◆ Information supplied:
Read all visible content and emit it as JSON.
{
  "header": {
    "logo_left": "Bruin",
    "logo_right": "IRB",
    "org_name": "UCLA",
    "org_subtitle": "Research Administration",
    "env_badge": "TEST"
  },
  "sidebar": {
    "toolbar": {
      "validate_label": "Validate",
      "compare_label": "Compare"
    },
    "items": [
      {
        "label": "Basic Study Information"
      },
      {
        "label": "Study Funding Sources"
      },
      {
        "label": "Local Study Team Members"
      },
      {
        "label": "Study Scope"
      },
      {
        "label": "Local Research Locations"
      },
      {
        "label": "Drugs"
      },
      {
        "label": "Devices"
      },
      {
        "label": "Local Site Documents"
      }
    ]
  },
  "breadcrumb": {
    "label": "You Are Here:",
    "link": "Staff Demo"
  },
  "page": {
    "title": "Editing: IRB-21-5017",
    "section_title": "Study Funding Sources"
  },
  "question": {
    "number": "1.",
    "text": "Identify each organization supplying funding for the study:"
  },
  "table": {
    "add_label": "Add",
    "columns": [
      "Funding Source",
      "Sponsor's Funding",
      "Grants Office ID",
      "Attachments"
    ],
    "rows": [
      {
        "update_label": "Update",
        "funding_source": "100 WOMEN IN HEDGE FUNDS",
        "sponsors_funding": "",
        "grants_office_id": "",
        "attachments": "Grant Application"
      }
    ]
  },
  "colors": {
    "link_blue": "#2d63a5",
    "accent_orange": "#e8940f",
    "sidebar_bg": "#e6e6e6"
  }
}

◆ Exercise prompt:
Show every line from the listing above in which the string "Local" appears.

◆ Exercise response:
        "label": "Local Study Team Members"
        "label": "Local Research Locations"
        "label": "Local Site Documents"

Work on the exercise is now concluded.